**** Source information
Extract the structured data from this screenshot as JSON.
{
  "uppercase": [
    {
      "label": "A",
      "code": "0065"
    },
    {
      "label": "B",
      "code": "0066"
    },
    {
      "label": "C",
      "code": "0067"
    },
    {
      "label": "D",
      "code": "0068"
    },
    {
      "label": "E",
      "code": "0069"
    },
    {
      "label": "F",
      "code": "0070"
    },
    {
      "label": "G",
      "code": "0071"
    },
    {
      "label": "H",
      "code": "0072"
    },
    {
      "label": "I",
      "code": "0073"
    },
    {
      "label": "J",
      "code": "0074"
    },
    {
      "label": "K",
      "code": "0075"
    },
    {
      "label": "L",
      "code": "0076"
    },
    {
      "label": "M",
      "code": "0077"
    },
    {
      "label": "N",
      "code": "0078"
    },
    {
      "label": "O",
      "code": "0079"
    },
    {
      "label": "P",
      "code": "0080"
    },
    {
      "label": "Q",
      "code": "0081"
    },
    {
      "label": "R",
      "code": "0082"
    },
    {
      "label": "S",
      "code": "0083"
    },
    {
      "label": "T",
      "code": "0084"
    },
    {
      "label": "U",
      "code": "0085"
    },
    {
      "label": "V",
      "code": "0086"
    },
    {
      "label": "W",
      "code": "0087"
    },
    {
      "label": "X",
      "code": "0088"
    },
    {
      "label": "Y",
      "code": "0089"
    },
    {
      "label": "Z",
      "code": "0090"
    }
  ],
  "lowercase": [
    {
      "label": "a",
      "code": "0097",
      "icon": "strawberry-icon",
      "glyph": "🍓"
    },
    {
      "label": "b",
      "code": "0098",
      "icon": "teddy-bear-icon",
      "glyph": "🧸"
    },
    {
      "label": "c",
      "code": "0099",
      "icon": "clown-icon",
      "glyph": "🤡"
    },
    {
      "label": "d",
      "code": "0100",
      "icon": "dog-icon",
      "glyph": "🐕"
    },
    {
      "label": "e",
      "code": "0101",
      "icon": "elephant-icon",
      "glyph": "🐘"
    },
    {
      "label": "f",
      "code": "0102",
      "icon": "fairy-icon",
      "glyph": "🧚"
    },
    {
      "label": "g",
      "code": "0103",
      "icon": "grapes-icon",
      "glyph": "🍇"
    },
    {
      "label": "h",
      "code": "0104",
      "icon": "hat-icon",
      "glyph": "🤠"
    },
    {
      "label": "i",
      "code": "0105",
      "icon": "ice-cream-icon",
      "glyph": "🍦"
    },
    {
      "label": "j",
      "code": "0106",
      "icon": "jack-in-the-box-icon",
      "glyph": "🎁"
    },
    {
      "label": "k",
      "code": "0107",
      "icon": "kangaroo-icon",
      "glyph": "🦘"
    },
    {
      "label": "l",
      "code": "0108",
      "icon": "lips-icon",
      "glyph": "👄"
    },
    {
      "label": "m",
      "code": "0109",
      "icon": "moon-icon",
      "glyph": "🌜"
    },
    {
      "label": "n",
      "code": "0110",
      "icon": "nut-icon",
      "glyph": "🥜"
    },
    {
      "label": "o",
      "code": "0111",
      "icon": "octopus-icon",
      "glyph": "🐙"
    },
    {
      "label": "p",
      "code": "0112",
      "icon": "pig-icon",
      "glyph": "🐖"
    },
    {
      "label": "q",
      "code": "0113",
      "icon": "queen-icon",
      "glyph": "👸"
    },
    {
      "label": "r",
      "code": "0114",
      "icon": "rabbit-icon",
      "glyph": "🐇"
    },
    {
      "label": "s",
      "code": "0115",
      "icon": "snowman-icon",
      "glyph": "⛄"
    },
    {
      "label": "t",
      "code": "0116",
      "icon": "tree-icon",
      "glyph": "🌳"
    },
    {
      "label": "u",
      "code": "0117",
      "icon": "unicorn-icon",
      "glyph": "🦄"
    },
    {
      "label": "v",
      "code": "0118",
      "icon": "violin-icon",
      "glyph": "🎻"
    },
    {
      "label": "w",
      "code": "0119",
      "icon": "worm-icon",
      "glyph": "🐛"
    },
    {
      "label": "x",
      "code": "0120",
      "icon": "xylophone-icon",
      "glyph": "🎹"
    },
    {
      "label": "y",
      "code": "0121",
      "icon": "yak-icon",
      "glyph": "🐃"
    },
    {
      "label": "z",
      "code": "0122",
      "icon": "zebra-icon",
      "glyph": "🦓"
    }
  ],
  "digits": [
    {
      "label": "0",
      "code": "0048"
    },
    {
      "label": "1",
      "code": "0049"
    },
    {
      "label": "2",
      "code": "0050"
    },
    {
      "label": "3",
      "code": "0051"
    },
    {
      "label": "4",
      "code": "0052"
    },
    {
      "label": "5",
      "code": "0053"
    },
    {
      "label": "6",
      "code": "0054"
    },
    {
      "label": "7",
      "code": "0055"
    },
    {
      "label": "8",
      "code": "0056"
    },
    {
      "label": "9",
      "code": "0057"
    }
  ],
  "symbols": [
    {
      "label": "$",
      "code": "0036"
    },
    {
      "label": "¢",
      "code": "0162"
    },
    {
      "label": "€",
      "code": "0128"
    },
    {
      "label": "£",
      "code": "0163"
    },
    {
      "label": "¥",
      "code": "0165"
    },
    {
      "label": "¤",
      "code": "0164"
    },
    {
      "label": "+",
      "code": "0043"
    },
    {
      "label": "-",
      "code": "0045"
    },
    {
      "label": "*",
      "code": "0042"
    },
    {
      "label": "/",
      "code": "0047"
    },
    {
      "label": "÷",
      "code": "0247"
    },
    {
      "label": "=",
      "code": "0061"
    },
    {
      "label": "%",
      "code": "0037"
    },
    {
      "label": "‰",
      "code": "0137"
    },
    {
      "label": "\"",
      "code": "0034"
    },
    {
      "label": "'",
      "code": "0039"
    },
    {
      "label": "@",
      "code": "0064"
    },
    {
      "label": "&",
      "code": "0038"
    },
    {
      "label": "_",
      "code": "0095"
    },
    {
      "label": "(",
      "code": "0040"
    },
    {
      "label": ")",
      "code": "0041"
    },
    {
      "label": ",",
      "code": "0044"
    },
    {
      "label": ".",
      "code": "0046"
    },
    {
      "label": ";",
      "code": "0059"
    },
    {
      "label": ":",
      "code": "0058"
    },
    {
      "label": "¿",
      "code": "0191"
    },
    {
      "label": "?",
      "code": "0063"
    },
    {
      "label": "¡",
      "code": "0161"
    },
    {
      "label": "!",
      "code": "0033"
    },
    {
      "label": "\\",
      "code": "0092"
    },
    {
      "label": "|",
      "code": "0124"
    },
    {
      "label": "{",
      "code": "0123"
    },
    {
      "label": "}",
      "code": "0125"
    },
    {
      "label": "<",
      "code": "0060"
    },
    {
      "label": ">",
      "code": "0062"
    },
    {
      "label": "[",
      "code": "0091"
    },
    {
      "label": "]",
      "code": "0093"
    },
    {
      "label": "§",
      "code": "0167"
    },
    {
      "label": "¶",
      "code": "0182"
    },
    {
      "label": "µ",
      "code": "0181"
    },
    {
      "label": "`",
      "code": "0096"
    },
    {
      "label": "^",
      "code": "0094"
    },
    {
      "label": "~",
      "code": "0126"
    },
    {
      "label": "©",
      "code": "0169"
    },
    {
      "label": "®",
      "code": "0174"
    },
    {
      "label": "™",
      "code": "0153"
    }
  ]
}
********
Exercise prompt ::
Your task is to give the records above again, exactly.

Written response ::
Extract the structured data from this screenshot as JSON.
{
  "uppercase": [
    {
      "label": "A",
      "code": "0065"
    },
    {
      "label": "B",
      "code": "0066"
    },
    {
      "label": "C",
      "code": "0067"
    },
    {
      "label": "D",
      "code": "0068"
    },
    {
      "label": "E",
      "code": "0069"
    },
    {
      "label": "F",
      "code": "0070"
    },
    {
      "label": "G",
      "code": "0071"
    },
    {
      "label": "H",
      "code": "0072"
    },
    {
      "label": "I",
      "code": "0073"
    },
    {
      "label": "J",
      "code": "0074"
    },
    {
      "label": "K",
      "code": "0075"
    },
    {
      "label": "L",
      "code": "0076"
    },
    {
      "label": "M",
      "code": "0077"
    },
    {
      "label": "N",
      "code": "0078"
    },
    {
      "label": "O",
      "code": "0079"
    },
    {
      "label": "P",
      "code": "0080"
    },
    {
      "label": "Q",
      "code": "0081"
    },
    {
      "label": "R",
      "code": "0082"
    },
    {
      "label": "S",
      "code": "0083"
    },
    {
      "label": "T",
      "code": "0084"
    },
    {
      "label": "U",
      "code": "0085"
    },
    {
      "label": "V",
      "code": "0086"
    },
    {
      "label": "W",
      "code": "0087"
    },
    {
      "label": "X",
      "code": "0088"
    },
    {
      "label": "Y",
      "code": "0089"
    },
    {
      "label": "Z",
      "code": "0090"
    }
  ],
  "lowercase": [
    {
      "label": "a",
      "code": "0097",
      "icon": "strawberry-icon",
      "glyph": "🍓"
    },
    {
      "label": "b",
      "code": "0098",
      "icon": "teddy-bear-icon",
      "glyph": "🧸"
    },
    {
      "label": "c",
      "code": "0099",
      "icon": "clown-icon",
      "glyph": "🤡"
    },
    {
      "label": "d",
      "code": "0100",
      "icon": "dog-icon",
      "glyph": "🐕"
    },
    {
      "label": "e",
      "code": "0101",
      "icon": "elephant-icon",
      "glyph": "🐘"
    },
    {
      "label": "f",
      "code": "0102",
      "icon": "fairy-icon",
      "glyph": "🧚"
    },
    {
      "label": "g",
      "code": "0103",
      "icon": "grapes-icon",
      "glyph": "🍇"
    },
    {
      "label": "h",
      "code": "0104",
      "icon": "hat-icon",
      "glyph": "🤠"
    },
    {
      "label": "i",
      "code": "0105",
      "icon": "ice-cream-icon",
      "glyph": "🍦"
    },
    {
      "label": "j",
      "code": "0106",
      "icon": "jack-in-the-box-icon",
      "glyph": "🎁"
    },
    {
      "label": "k",
      "code": "0107",
      "icon": "kangaroo-icon",
      "glyph": "🦘"
    },
    {
      "label": "l",
      "code": "0108",
      "icon": "lips-icon",
      "glyph": "👄"
    },
    {
      "label": "m",
      "code": "0109",
      "icon": "moon-icon",
      "glyph": "🌜"
    },
    {
      "label": "n",
      "code": "0110",
      "icon": "nut-icon",
      "glyph": "🥜"
    },
    {
      "label": "o",
      "code": "0111",
      "icon": "octopus-icon",
      "glyph": "🐙"
    },
    {
      "label": "p",
      "code": "0112",
      "icon": "pig-icon",
      "glyph": "🐖"
    },
    {
      "label": "q",
      "code": "0113",
      "icon": "queen-icon",
      "glyph": "👸"
    },
    {
      "label": "r",
      "code": "0114",
      "icon": "rabbit-icon",
      "glyph": "🐇"
    },
    {
      "label": "s",
      "code": "0115",
      "icon": "snowman-icon",
      "glyph": "⛄"
    },
    {
      "label": "t",
      "code": "0116",
      "icon": "tree-icon",
      "glyph": "🌳"
    },
    {
      "label": "u",
      "code": "0117",
      "icon": "unicorn-icon",
      "glyph": "🦄"
    },
    {
      "label": "v",
      "code": "0118",
      "icon": "violin-icon",
      "glyph": "🎻"
    },
    {
      "label": "w",
      "code": "0119",
      "icon": "worm-icon",
      "glyph": "🐛"
    },
    {
      "label": "x",
      "code": "0120",
      "icon": "xylophone-icon",
      "glyph": "🎹"
    },
    {
      "label": "y",
      "code": "0121",
      "icon": "yak-icon",
      "glyph": "🐃"
    },
    {
      "label": "z",
      "code": "0122",
      "icon": "zebra-icon",
      "glyph": "🦓"
    }
  ],
  "digits": [
    {
      "label": "0",
      "code": "0048"
    },
    {
      "label": "1",
      "code": "0049"
    },
    {
      "label": "2",
      "code": "0050"
    },
    {
      "label": "3",
      "code": "0051"
    },
    {
      "label": "4",
      "code": "0052"
    },
    {
      "label": "5",
      "code": "0053"
    },
    {
      "label": "6",
      "code": "0054"
    },
    {
      "label": "7",
      "code": "0055"
    },
    {
      "label": "8",
      "code": "0056"
    },
    {
      "label": "9",
      "code": "0057"
    }
  ],
  "symbols": [
    {
      "label": "$",
      "code": "0036"
    },
    {
      "label": "¢",
      "code": "0162"
    },
    {
      "label": "€",
      "code": "0128"
    },
    {
      "label": "£",
      "code": "0163"
    },
    {
      "label": "¥",
      "code": "0165"
    },
    {
      "label": "¤",
      "code": "0164"
    },
    {
      "label": "+",
      "code": "0043"
    },
    {
      "label": "-",
      "code": "0045"
    },
    {
      "label": "*",
      "code": "0042"
    },
    {
      "label": "/",
      "code": "0047"
    },
    {
      "label": "÷",
      "code": "0247"
    },
    {
      "label": "=",
      "code": "0061"
    },
    {
      "label": "%",
      "code": "0037"
    },
    {
      "label": "‰",
      "code": "0137"
    },
    {
      "label": "\"",
      "code": "0034"
    },
    {
      "label": "'",
      "code": "0039"
    },
    {
      "label": "@",
      "code": "0064"
    },
    {
      "label": "&",
      "code": "0038"
    },
    {
      "label": "_",
      "code": "0095"
    },
    {
      "label": "(",
      "code": "0040"
    },
    {
      "label": ")",
      "code": "0041"
    },
    {
      "label": ",",
      "code": "0044"
    },
    {
      "label": ".",
      "code": "0046"
    },
    {
      "label": ";",
      "code": "0059"
    },
    {
      "label": ":",
      "code": "0058"
    },
    {
      "label": "¿",
      "code": "0191"
    },
    {
      "label": "?",
      "code": "0063"
    },
    {
      "label": "¡",
      "code": "0161"
    },
    {
      "label": "!",
      "code": "0033"
    },
    {
      "label": "\\",
      "code": "0092"
    },
    {
      "label": "|",
      "code": "0124"
    },
    {
      "label": "{",
      "code": "0123"
    },
    {
      "label": "}",
      "code": "0125"
    },
    {
      "label": "<",
      "code": "0060"
    },
    {
      "label": ">",
      "code": "0062"
    },
    {
      "label": "[",
      "code": "0091"
    },
    {
      "label": "]",
      "code": "0093"
    },
    {
      "label": "§",
      "code": "0167"
    },
    {
      "label": "¶",
      "code": "0182"
    },
    {
      "label": "µ",
      "code": "0181"
    },
    {
      "label": "`",
      "code": "0096"
    },
    {
      "label": "^",
      "code": "0094"
    },
    {
      "label": "~",
      "code": "0126"
    },
    {
      "label": "©",
      "code": "0169"
    },
    {
      "label": "®",
      "code": "0174"
    },
    {
      "label": "™",
      "code": "0153"
    }
  ]
}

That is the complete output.